YOUR INSTRUCTIONS: Every line of the records below that holds the word "music" should be copied out.

RECORDS PROVIDED:

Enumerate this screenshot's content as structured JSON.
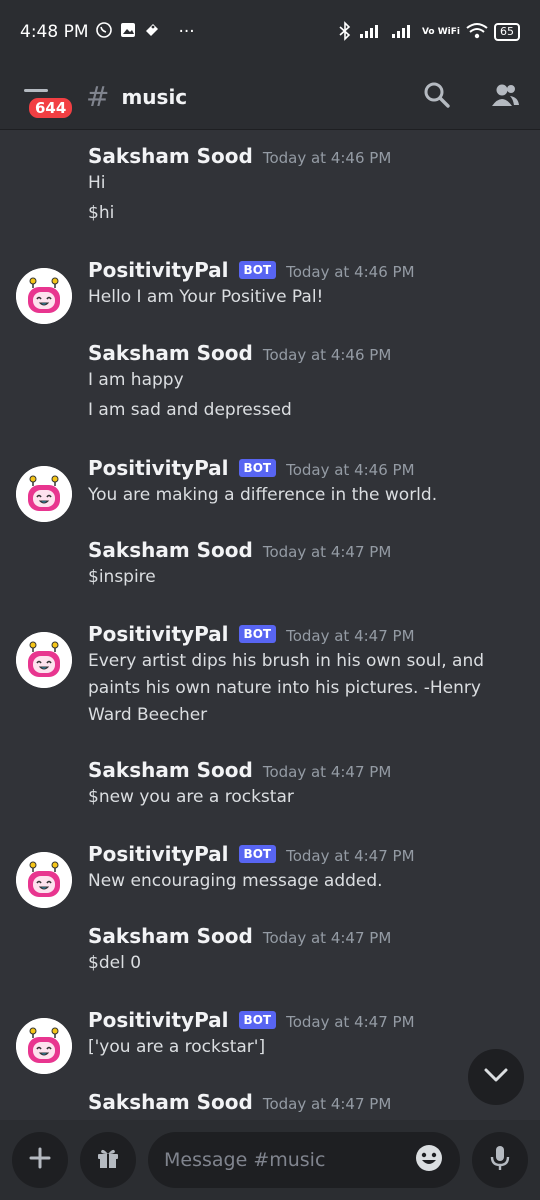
{
  "status_bar": {
    "time": "4:48 PM",
    "more": "···",
    "battery": "65",
    "vowifi": "Vo WiFi"
  },
  "header": {
    "unread_count": "644",
    "hash": "#",
    "channel": "music"
  },
  "messages": [
    {
      "author": "Saksham Sood",
      "bot": false,
      "time": "Today at 4:46 PM",
      "lines": [
        "Hi",
        "$hi"
      ]
    },
    {
      "author": "PositivityPal",
      "bot": true,
      "time": "Today at 4:46 PM",
      "lines": [
        "Hello I am Your Positive Pal!"
      ]
    },
    {
      "author": "Saksham Sood",
      "bot": false,
      "time": "Today at 4:46 PM",
      "lines": [
        "I am happy",
        "I am sad and depressed"
      ]
    },
    {
      "author": "PositivityPal",
      "bot": true,
      "time": "Today at 4:46 PM",
      "lines": [
        "You are making a difference in the world."
      ]
    },
    {
      "author": "Saksham Sood",
      "bot": false,
      "time": "Today at 4:47 PM",
      "lines": [
        "$inspire"
      ]
    },
    {
      "author": "PositivityPal",
      "bot": true,
      "time": "Today at 4:47 PM",
      "lines": [
        "Every artist dips his brush in his own soul, and paints his own nature into his pictures. -Henry Ward Beecher"
      ]
    },
    {
      "author": "Saksham Sood",
      "bot": false,
      "time": "Today at 4:47 PM",
      "lines": [
        "$new you are a rockstar"
      ]
    },
    {
      "author": "PositivityPal",
      "bot": true,
      "time": "Today at 4:47 PM",
      "lines": [
        "New encouraging message added."
      ]
    },
    {
      "author": "Saksham Sood",
      "bot": false,
      "time": "Today at 4:47 PM",
      "lines": [
        "$del 0"
      ]
    },
    {
      "author": "PositivityPal",
      "bot": true,
      "time": "Today at 4:47 PM",
      "lines": [
        "['you are a rockstar']"
      ]
    },
    {
      "author": "Saksham Sood",
      "bot": false,
      "time": "Today at 4:47 PM",
      "lines": []
    }
  ],
  "bot_tag": "BOT",
  "composer": {
    "placeholder": "Message #music"
  },
  "icons": {
    "header": [
      "menu-icon",
      "search-icon",
      "members-icon"
    ],
    "composer": [
      "plus-icon",
      "gift-icon",
      "emoji-icon",
      "microphone-icon"
    ],
    "scroll": "chevron-down-icon"
  },
  "colors": {
    "background": "#313338",
    "header": "#2b2d31",
    "accent": "#5865f2",
    "badge": "#f23f43"
  }
}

TASK SOLUTION:
    "channel": "music"
    "placeholder": "Message #music"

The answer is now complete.